Why is social influencing such a powerful marketing tool today?

Millennials feel a particular affinity with social influencers. They spend lots of time on YouTube, Instagram, Twitter, and have the TV on in the background at the same time, so content needs to be particularly arresting if it is to keep them engaged.
Social influencers have really proved themselves in this area. They aren’t celebrities – their videos often give practical tips of real benefit to the audience, and we are more able to sympathise with vloggers because they look and sound like us.
Popular influencers are valuable because they are good at what they do. One of the vloggers we represent, Maddie Bruce, has attracted 2.9m views for a video of her morning routine. She wakes up, gets washed and dressed, and it’s over five minutes long, but it is very cleverly put together. You can liken it to modern art. People look at a Rothko and think: “I can do that”. But engaging an audience is much harder than it looks.
It’s about tone of voice, and this is where vloggers contrast quite starkly with celebrities, whose lives have been presented as perfect – aspirational, but unattainable. Maddie Bruce has discussed mental health issues in the past, and social media has the power to draw attention to neglected issues and charitable organisations trying to tackle them.

What are these social influencers worth to brands?

Influencer marketing can be very profitable. Research by Tomoson shows that clients see £6.50 back for every pound they spend on influencer marketing. Retention rates are higher and conversion rates may increase tenfold. The &Partnership’s media buying agency m/SIX will be monitoring conversion rates and we’re introducing a rewards programme in January to remunerate our influencers based on sales.

Which brands are best suited to influencer marketing?

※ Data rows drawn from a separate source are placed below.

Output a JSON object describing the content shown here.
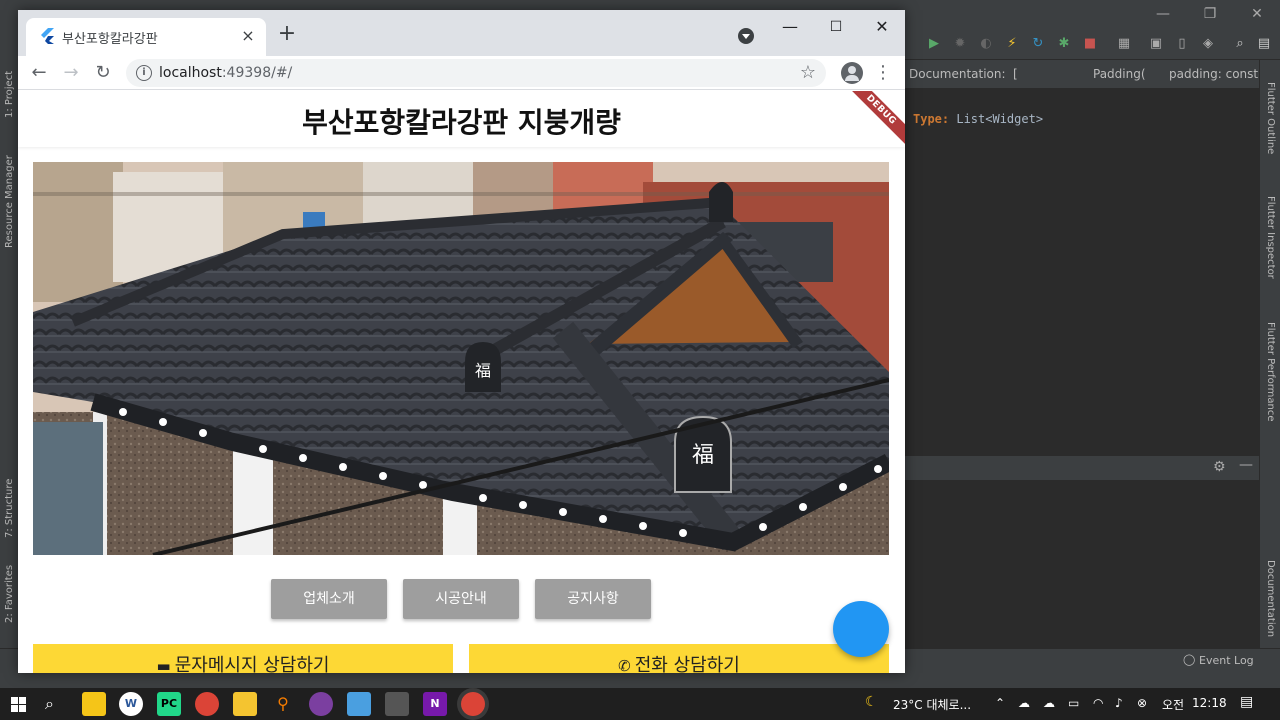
{
  "ide": {
    "documentation_label": "Documentation:",
    "doc_bracket": "[",
    "doc_widget": "Padding(",
    "doc_param": "padding: const E",
    "code_type_label": "Type:",
    "code_type_value": "List<Widget>",
    "left_tabs": [
      "1: Project",
      "Resource Manager",
      "7: Structure",
      "2: Favorites"
    ],
    "right_tabs": [
      "Flutter Outline",
      "Flutter Inspector",
      "Flutter Performance",
      "Documentation"
    ],
    "event_log": "Event Log"
  },
  "browser": {
    "tab_title": "부산포항칼라강판",
    "url_host": "localhost",
    "url_rest": ":49398/#/"
  },
  "app": {
    "title": "부산포항칼라강판 지붕개량",
    "debug_banner": "DEBUG",
    "menu": [
      "업체소개",
      "시공안내",
      "공지사항"
    ],
    "sms_button": "문자메시지 상담하기",
    "call_button": "전화 상담하기"
  },
  "taskbar": {
    "weather": "23°C  대체로...",
    "ime": "오전",
    "time": "12:18"
  },
  "colors": {
    "fab": "#2196f3",
    "consult": "#fdd835",
    "menu_button": "#9e9e9e",
    "debug": "#b13b3b"
  }
}
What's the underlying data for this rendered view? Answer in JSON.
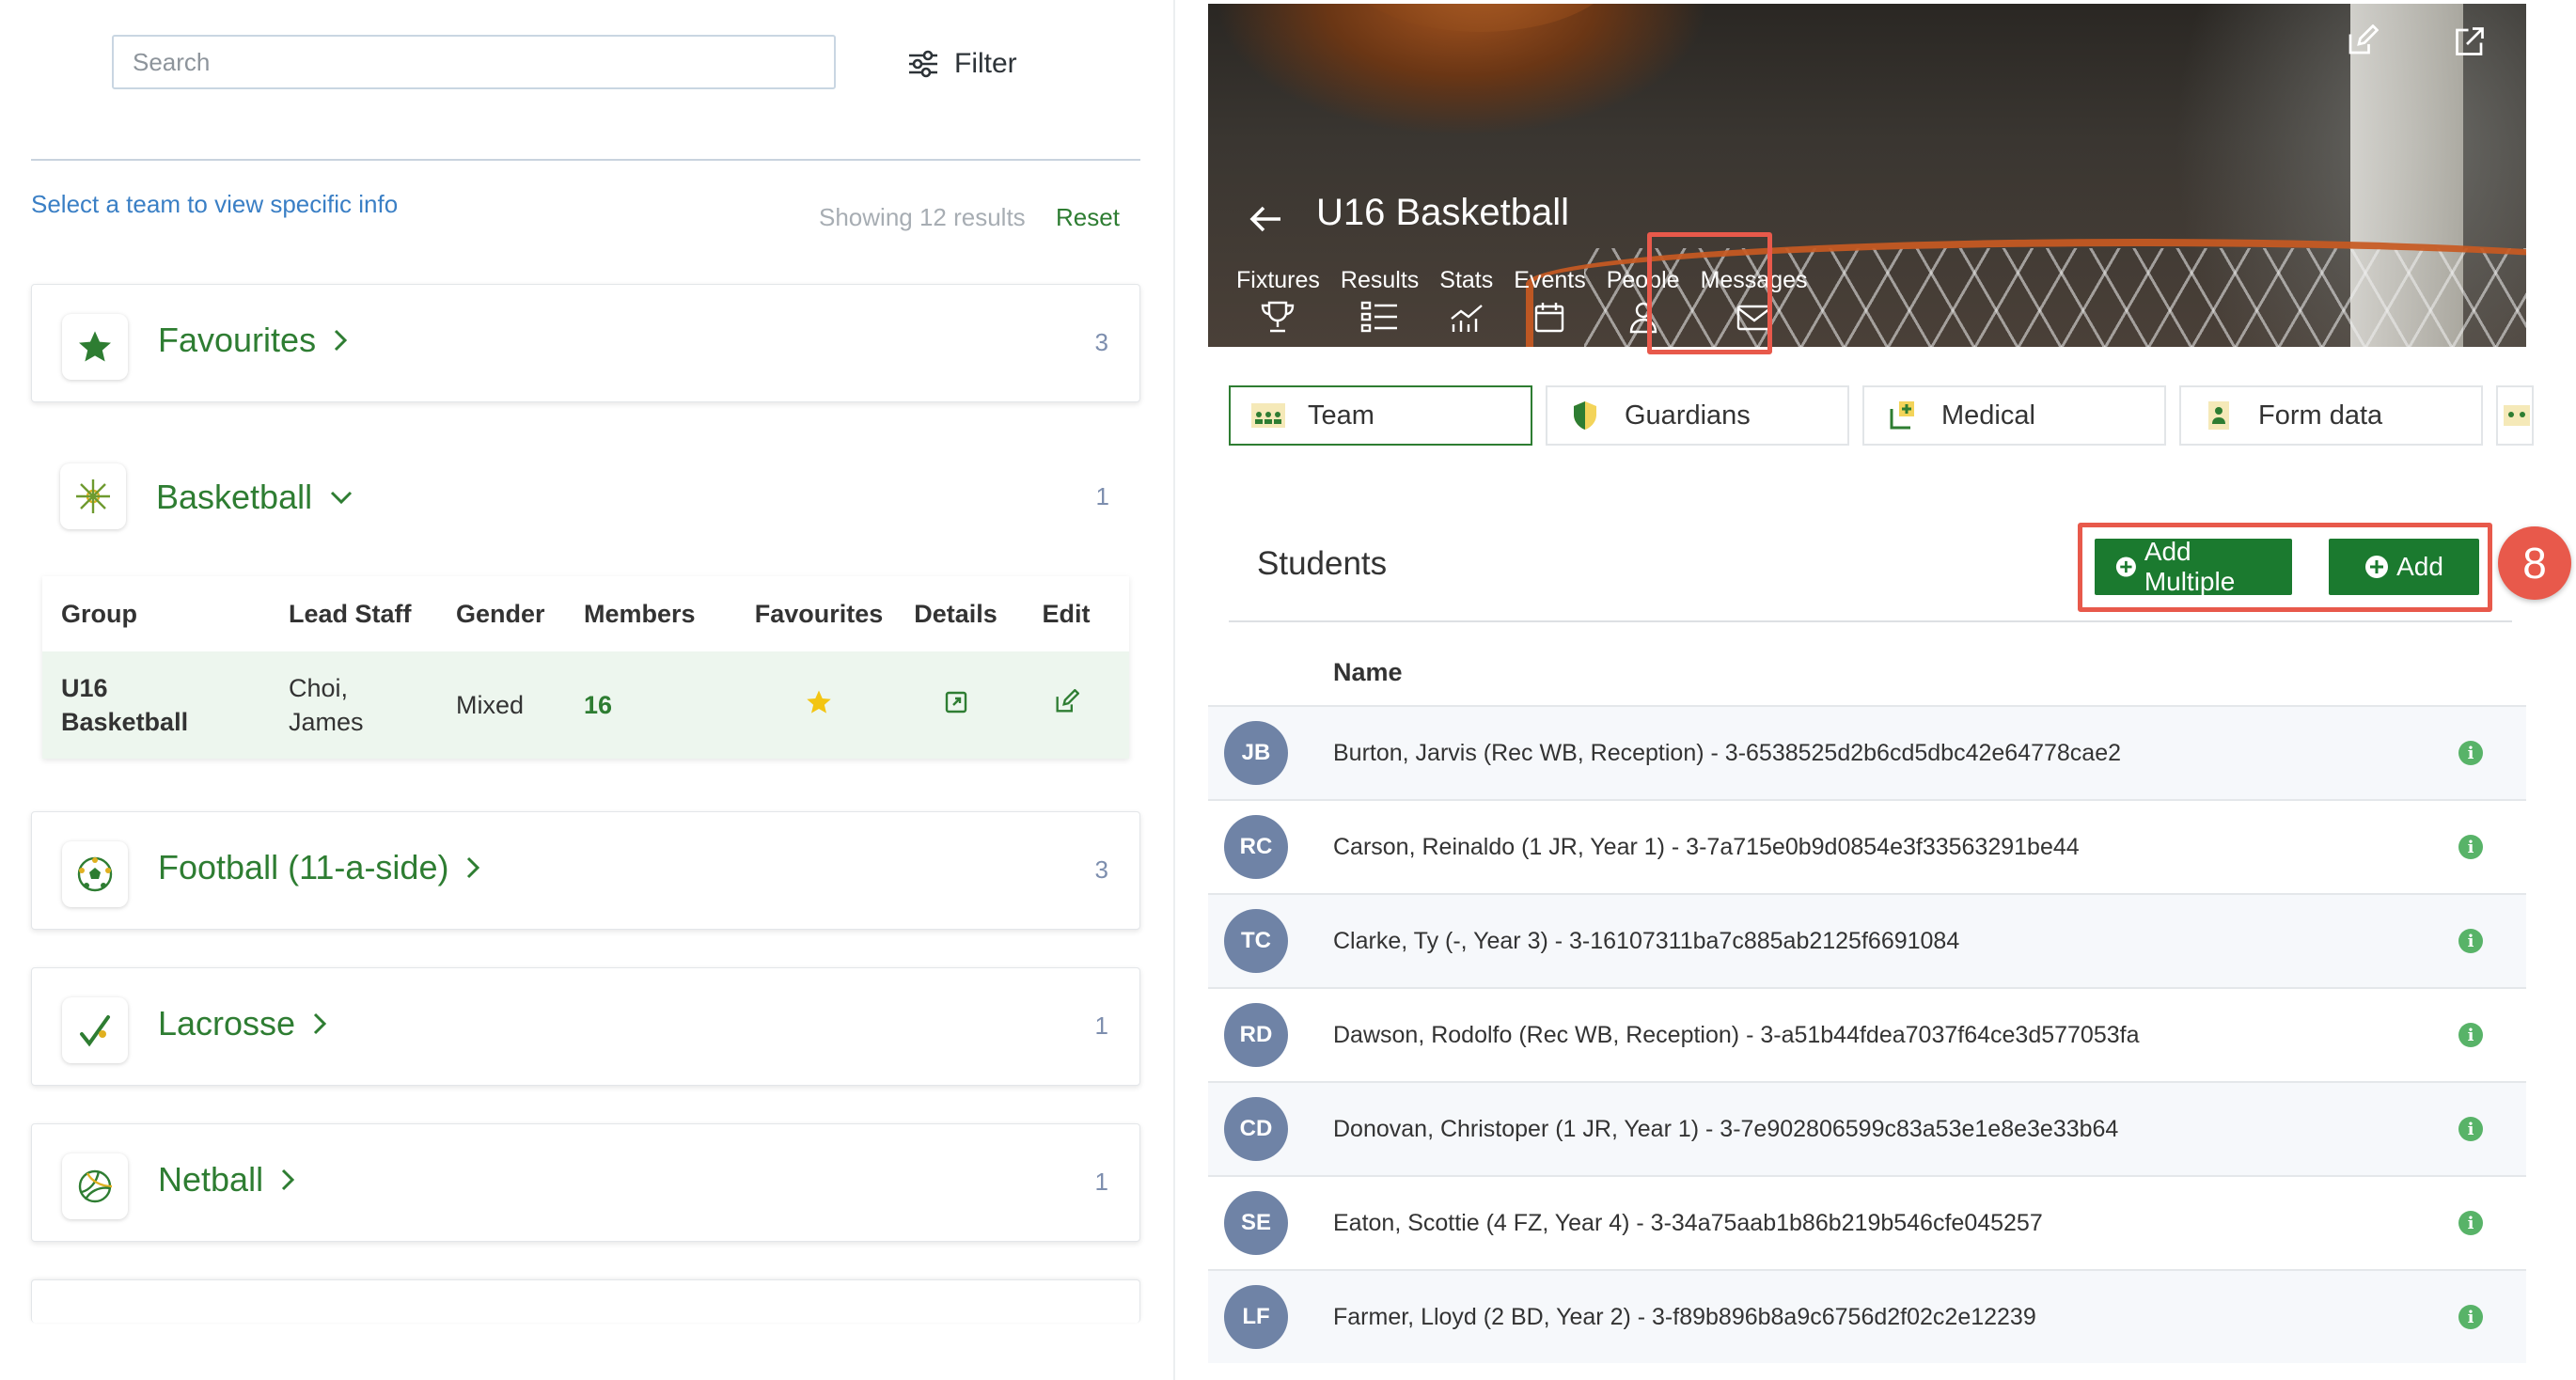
{
  "left": {
    "search_placeholder": "Search",
    "filter_label": "Filter",
    "hint": "Select a team to view specific info",
    "showing": "Showing 12 results",
    "reset": "Reset",
    "favourites": {
      "title": "Favourites",
      "count": "3"
    },
    "basketball": {
      "title": "Basketball",
      "count": "1"
    },
    "table": {
      "headers": [
        "Group",
        "Lead Staff",
        "Gender",
        "Members",
        "Favourites",
        "Details",
        "Edit"
      ],
      "row": {
        "group_line1": "U16",
        "group_line2": "Basketball",
        "lead_line1": "Choi,",
        "lead_line2": "James",
        "gender": "Mixed",
        "members": "16"
      }
    },
    "sports": [
      {
        "title": "Football (11-a-side)",
        "count": "3"
      },
      {
        "title": "Lacrosse",
        "count": "1"
      },
      {
        "title": "Netball",
        "count": "1"
      }
    ]
  },
  "right": {
    "team_title": "U16 Basketball",
    "nav_tabs": [
      "Fixtures",
      "Results",
      "Stats",
      "Events",
      "People",
      "Messages"
    ],
    "people_tabs": [
      "Team",
      "Guardians",
      "Medical",
      "Form data"
    ],
    "students_title": "Students",
    "add_multiple": "Add Multiple",
    "add": "Add",
    "step_badge": "8",
    "name_header": "Name",
    "students": [
      {
        "initials": "JB",
        "name": "Burton, Jarvis (Rec WB, Reception) - 3-6538525d2b6cd5dbc42e64778cae2"
      },
      {
        "initials": "RC",
        "name": "Carson, Reinaldo (1 JR, Year 1) - 3-7a715e0b9d0854e3f33563291be44"
      },
      {
        "initials": "TC",
        "name": "Clarke, Ty (-, Year 3) - 3-16107311ba7c885ab2125f6691084"
      },
      {
        "initials": "RD",
        "name": "Dawson, Rodolfo (Rec WB, Reception) - 3-a51b44fdea7037f64ce3d577053fa"
      },
      {
        "initials": "CD",
        "name": "Donovan, Christoper (1 JR, Year 1) - 3-7e902806599c83a53e1e8e3e33b64"
      },
      {
        "initials": "SE",
        "name": "Eaton, Scottie (4 FZ, Year 4) - 3-34a75aab1b86b219b546cfe045257"
      },
      {
        "initials": "LF",
        "name": "Farmer, Lloyd (2 BD, Year 2) - 3-f89b896b8a9c6756d2f02c2e12239"
      }
    ],
    "info_glyph": "i"
  },
  "colors": {
    "brand_green": "#2e7d32",
    "button_green": "#1b7a2f",
    "highlight_red": "#e8594b",
    "link_blue": "#3a7fc5",
    "avatar_slate": "#6f83a6"
  }
}
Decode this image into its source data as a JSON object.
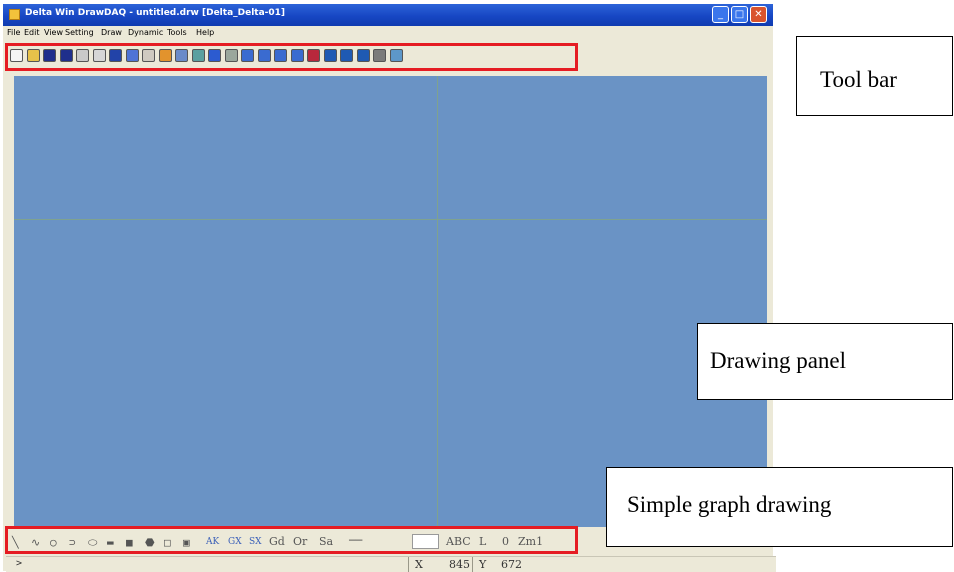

The fashion and beauty industries are a natural fit, but we’re also seeing the travel industry lend itself to some very engaging content, and cars as well. One of the most popular programmes in recent years has been Top Gear, which is essentially a form of brand advocacy. It provides unbiased feedback on products in an entertaining and stimulating way, much like vloggers do.
There is still some hand-holding though. We are working with all The&Partnership’s clients, like TalkTalk and Dove. But it’s not about simply matching the influencers we represent with our existing clients. We’ll look around for the most appropriate partnerships. The most popular influencers are honest, so when they start talking about a particular brand or product, consumers trust that they have a good reason for doing so, and that the brand has something genuinely useful to offer. Neither will benefit if it seems forced.